It’s always been around but when did we become so obsessed with feeling number one? When did we decide that we have all the rights and privileges and others are second? Have things really become more about us and less about others?
For months I’ve been observing entitlement issues. I keep thinking where did our manners go. How much trouble can it be to respond graciously to others; or to provide a simple ‘thank you’ to someone; or to spend time listening to a friend in need because you want to?
How did we get to this place where we believe we ‘deserve’ special treatment?
Somewhere in this journey we have lost our way. You see, God didn’t call us to serve ourselves first. He called us to be like Him and put others first.
“Do we want to be remembered as self-serving rather than serving others?”
Check out the story of Naaman in 2 Kings 5:11. His entitlement encompasses two attitudes: 1) He felt he was exempt from responsibility and 2) He felt he was owed special treatment. (Dr. John Townsend)
I recently watched a group of adults plan an event for teenagers. They had wanted to make the evening fun and give them a safe place to fellowship with friends. It took hours of extra time to plan and prepare, personal resources that they may or may not have had, and there was short window of time to make it happen.
Before the event ever took place there was already a feeding frenzy of ungratefulness from some of the teens and they made sure the adults knew how ‘uncool’ the event was going to be. The event hadn’t even happened yet!

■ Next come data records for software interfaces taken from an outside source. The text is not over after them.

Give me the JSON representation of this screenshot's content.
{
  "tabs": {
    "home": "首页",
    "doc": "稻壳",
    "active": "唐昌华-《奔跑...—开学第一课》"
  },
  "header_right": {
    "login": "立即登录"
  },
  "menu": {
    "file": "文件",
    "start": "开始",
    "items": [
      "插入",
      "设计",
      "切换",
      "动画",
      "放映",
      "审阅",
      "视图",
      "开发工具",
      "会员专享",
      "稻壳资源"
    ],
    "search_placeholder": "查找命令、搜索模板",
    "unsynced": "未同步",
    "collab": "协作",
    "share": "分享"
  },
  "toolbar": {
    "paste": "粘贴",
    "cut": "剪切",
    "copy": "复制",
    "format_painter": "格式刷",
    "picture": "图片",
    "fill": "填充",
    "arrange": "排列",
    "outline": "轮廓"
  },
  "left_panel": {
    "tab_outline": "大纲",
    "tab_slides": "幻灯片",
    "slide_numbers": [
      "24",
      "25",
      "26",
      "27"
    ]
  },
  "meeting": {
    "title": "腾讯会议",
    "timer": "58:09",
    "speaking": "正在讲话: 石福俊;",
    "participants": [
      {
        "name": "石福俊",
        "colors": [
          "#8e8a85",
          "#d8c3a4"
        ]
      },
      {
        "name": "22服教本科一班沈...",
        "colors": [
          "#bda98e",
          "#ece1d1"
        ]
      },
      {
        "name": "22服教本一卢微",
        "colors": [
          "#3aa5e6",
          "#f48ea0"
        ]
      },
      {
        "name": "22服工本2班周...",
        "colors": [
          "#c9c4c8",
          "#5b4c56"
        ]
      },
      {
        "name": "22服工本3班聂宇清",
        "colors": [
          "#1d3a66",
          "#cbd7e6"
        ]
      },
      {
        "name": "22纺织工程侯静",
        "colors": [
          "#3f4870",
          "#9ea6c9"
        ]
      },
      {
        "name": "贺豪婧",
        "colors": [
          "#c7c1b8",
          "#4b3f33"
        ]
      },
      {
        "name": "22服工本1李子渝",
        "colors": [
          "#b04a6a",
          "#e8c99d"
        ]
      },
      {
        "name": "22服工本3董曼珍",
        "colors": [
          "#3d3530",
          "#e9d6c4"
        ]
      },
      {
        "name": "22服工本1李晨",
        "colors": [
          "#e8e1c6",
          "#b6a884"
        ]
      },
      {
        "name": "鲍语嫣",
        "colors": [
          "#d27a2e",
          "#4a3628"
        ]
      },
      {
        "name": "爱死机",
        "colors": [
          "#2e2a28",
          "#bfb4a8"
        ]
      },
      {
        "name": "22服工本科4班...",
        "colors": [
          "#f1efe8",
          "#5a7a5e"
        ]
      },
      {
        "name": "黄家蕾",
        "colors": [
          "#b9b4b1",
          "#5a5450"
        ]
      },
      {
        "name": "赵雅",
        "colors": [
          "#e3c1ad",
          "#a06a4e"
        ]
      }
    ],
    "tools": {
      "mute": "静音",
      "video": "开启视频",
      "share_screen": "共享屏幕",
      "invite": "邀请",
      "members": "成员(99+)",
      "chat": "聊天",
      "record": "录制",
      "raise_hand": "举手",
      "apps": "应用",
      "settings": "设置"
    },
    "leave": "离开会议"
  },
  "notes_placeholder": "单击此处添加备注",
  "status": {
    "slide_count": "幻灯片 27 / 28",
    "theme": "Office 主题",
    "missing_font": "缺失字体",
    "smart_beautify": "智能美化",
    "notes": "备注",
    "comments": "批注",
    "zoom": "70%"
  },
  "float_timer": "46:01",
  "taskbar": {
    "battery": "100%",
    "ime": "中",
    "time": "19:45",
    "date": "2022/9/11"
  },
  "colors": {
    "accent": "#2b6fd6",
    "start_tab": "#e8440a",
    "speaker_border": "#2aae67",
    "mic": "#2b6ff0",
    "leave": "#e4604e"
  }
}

Thankfully we still have kids who are taught to show their appreciation, be thankful, and be open to lots of opportunities. I like to think of these kids as kind, wise, and independent thinkers–they see the value in others. And even though the event was relatively small, a good time was had by all who attended.
The sad part is it’s not just about our children and their lack of care or concern for others. We can blame that on immaturity and a relatively small number of life experiences. But adults know better. We know right from wrong. And yet we still believe we can do and say anything we want.
Just like the stranger who decided it was okay to try and hack your bank account or credit card. What happened to getting a job and making his/her own way? What makes them feel they deserve what you’ve worked hard for? And yet if they had succeeded you would be faced with a mess on your hands.
And then there was the parent who believed her child was so much more talented than anyone else in the show and deserved more performance time than the other 20 something entries. Seriously? Who comes up with this stuff? Fortunately the organizer of the show gave everyone equal time. Not a popular decision by the parent’s standards, but it was the right thing to do for all involved.
The list could go on and on.
I started looking at different things from a personal perspective. How often does entitlement seep through the cracks in my life? And will I be able to recognize the dangers associated with this kind of selfishness? With God’s amazing grace I’m much better equipped to deal with this kind of behavior.
Yet, we still want what we want. For example: we do something nice for somebody and we expect a thank you; or we drive up to an already crowded fast food lane and we expect the line to move faster simply because we have arrived and are in a hurry; or we stand in a long line at a local store with one item in our hands and believe we should go to the front of the line. But that’s not the way life works.
When these issues come to mind God has a gentle way of reminding us that we ‘sometimes’ have entitlement issues too.
The ‘sometimes’ is where we get into trouble.
God’s word clearly tells us in Philippians 2:3 to, “do nothing out of selfish ambition or vain conceit. Rather, in humility value others above yourselves.”
As you make your way through this week I want you to think about your ‘sometimes’ feelings of entitlement. What is your attitude like? Are you taking responsibility for your actions and words? Or has your faulty thinking taken over and convinced you that you are owed special treatment?
We must be careful of the dangers lurking around us and ready to swallow us whole when we choose to act less than Christlike. But thankfully my Heavenly Father helps me to deal with my shortcomings from His perspective. I know it doesn’t happen every time, but if I am able to recognize my mistakes and make the necessary adjustments then I know I’m headed in the right direction.
We must live by God’s word and teach His truths–to ourselves and our families. If we don’t, there’s a lot we’re going to miss out on.
Please share you entitlement struggles with us on Peacefully Imperfect’s Facebook page, in the comment section of this blog, or at email@example.com. I look forward to hearing from you.
I’m praying for you to have a blessed week.